If you’re like most homeowners in Miramar, Florida, you rely on your air conditioner to keep your home cool and comfortable. An air conditioning system is actually a much more complicated piece of machinery than many people realize, which is why learning a bit more about how your air conditioner works is a good idea. Here is some information about how your air conditioner works to keep your home comfortable and some issues that can interfere with AC performance.
Components of an Air Conditioner or Heat Pump
Before we get into how your air conditioner cools your home, it’s important to take a look at a few of the different components of an AC system. If you have a central air conditioning system, or heat pump, which is common, your system includes a variety of parts, all of which are important to the cooling process.

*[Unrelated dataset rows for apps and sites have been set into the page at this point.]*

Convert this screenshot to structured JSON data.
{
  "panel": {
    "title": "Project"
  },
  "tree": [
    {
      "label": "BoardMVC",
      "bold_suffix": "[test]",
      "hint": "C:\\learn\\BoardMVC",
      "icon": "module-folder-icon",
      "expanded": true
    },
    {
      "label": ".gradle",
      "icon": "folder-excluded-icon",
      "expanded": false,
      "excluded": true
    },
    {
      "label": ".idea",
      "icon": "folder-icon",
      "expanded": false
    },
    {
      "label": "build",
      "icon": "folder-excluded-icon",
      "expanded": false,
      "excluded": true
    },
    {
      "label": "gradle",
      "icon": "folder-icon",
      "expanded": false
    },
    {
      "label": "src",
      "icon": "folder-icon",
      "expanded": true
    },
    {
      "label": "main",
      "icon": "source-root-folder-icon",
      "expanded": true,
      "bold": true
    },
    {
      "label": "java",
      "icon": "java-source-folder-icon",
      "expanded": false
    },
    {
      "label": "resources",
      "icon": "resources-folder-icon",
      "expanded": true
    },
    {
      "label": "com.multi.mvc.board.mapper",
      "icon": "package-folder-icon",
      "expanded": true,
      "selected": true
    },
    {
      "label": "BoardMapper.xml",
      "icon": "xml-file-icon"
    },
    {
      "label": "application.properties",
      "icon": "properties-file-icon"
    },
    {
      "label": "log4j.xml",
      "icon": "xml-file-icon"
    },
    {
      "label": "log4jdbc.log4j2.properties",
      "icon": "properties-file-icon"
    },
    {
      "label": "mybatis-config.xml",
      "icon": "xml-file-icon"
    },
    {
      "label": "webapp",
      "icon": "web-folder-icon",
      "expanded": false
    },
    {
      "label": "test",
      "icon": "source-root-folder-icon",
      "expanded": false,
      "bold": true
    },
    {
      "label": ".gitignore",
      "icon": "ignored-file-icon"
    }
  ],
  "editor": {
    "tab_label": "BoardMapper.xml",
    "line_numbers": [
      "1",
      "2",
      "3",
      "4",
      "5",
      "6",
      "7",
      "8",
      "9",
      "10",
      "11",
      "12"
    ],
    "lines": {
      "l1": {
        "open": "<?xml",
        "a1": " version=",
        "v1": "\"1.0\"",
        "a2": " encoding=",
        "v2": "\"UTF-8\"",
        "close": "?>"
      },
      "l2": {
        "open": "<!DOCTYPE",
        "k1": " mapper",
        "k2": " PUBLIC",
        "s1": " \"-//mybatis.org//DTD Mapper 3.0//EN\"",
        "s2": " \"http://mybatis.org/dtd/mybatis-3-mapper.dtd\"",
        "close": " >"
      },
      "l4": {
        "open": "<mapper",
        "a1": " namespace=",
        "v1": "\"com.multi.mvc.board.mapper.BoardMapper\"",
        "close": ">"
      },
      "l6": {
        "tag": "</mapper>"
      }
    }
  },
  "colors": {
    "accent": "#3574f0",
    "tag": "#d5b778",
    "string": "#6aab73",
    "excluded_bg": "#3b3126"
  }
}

First, your system contains an outdoor unit that houses several parts, including a fan, compressor, condenser coil, and other electrical components. Inside of your home, there is an evaporator coil, and then there are refrigerant lines that connect the coil to the outdoor unit. Air ducts allow cool air to circulate through your home, and lastly, the thermostat lets you set your desired temperature.
How an Air Conditioner Works
Now that you know a little about the parts of your air conditioner, it’s time to learn how your system works. Contrary to what most people believe, your air conditioner doesn’t actually create cool air. Instead, it uses something known as the refrigeration cycle to remove heat from the air inside your home and transfer this heat outside of your house.
Your cooling system functions by moving refrigerant between the compressor and evaporator coils. First, a motorized fan pulls the warm air inside of your ductwork so that it can be cooled.
Next, the refrigerant in your system moves from the outdoor compressor coil into the evaporator coil. Then, the refrigerant in the evaporator coil absorbs the heat from the air inside of your home. Once the air has been cooled, it is released into your ductwork and transferred around your home to lower the temperature inside of your house.
Although the air in your home is now cooler, something still has to be done with the heat energy that has been absorbed by your evaporator coil. The last step of the refrigeration cycle happens when the refrigerant in your evaporator coil moves back to the compressor coil, and the heat energy is released outside your home.
The process of moving refrigerant into and out of your home happens continuously to maintain your preferred temperature. Through the refrigeration cycle, your air conditioner is able to effectively keep your house cool so you and your family can stay comfortable.
Issues that Affect AC Performance
In addition to understanding how your air conditioner works, it’s also important to know a few of the issues that can interfere with AC performance. A variety of issues can disrupt the refrigeration cycle, limiting your air conditioner’s ability to keep your home cool.
Having too much or too little refrigerant in your system is one issue that can impact air conditioner performance. Your AC system depends on having a set amount of refrigerant, and having the incorrect amount can severely limit cooling efficiency.
Leaks in your air ducts can have an influence on air conditioner performance. If there are leaks in your ducts, it will be difficult for your system to pull in warm air for cooling and to circulate cooled air throughout your house.
Lastly, if there’s an issue with either your compressor or evaporator coil, your system will have trouble successfully completing the refrigeration cycle. For instance, if dirt and debris accumulate on either coil, they may not be able to function the way that they should.
Understanding how your air conditioner works will make it easier to tell when there’s a problem with your system. If your air conditioner isn’t working as it should, you can get help by calling HI-VAC Air Conditioning Service at 954-246-4141. We’ll inspect your system, find the problem, and fix it quickly so that your home stays cool and comfortable.
Image provided by Shutterstock